Kathy Daugherty has created a colorful, movable flower garden in the backyard of her Bowlds Court home.
It's one of the many benefits that she's discovered over the years with potted flowers.
"They're transportable; wherever you want to put them," Daugherty said. "You can't do that with a garden."
Some are in decorative pots while others are in plain, plastic buckets that used to be home to trees.
But the noticeable difference is their size, which allows the flowers room to grow.
"The trick to pots is the size," Daugherty said. "Get the biggest container they make."
Although Daugherty, 64, is a retired pharmacist, her passion has always been for gardening -- a love and a skill she learned from her father and grandmother while growing up in Huntsville, Alabama.
Over time, she developed a fascination with planting flowers in pots instead of directly into the earth.
"One reason I got interested in pots is because a lot of plants don't come around early and you mess up their growing cycle if you start digging around too soon," she said. "You want to get out there in March and play but you'll tear so many plants up. I wait to see what's come up."
She's accumulated at least 50 large pots that decorate her back patio with her cockscomb varieties that are in full bloom. She also uses the pots as a nursery for daylilies.
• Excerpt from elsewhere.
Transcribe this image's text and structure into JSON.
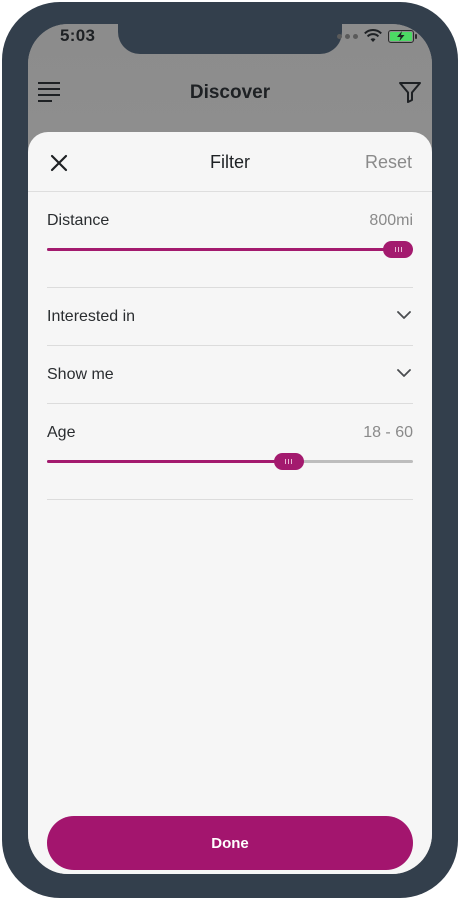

Daugherty said she prefers the cockscomb not only for the color but because it doesn't require much water and it reseeds itself. She also makes sure that the pots have holes to allow the water to drain.
"Think drought-tolerant," Daugherty said. "Cockscomb is very drought tolerant. I'm going to quit watering them this month and what makes it, makes it and what doesn't, doesn't."
That means watering such plants must be monitored. Too much or too little makes a difference.
Daugherty said she wants her soil to be moist to the touch.
"A lot of people who start this process don't realize how much water is enough," Daugherty said. "The only way to tell is to feel your soil."
Soil is another key ingredient.
Daugherty said not just any soil will do.
She recommends light and airy soil.
"When I go to buy dirt, I pick up the bag and if it's too heavy your plant's not going to grow in it," she said. "…If your plant's not growing, pull it up and check the roots. If they're brown, you got bad dirt. The quality of your dirt is so important."
As far as fertilizing, Daugherty doesn't have any specific type or brand.
"I use an all-purpose fertilizer," she said. "I try to fertilize once a month; sometimes twice a month. Your flowers are going to be bigger; your blooms; your leaves; they're all going to be bigger."
For Daugherty, potted flowers are cost-effective and do not require as much maintenance as ground gardens.
"You don't have to buy expensive pots," she said. "A lot of mine cost $5 or less. But they work."
Don Wilkins, email@example.com, 270-691-7299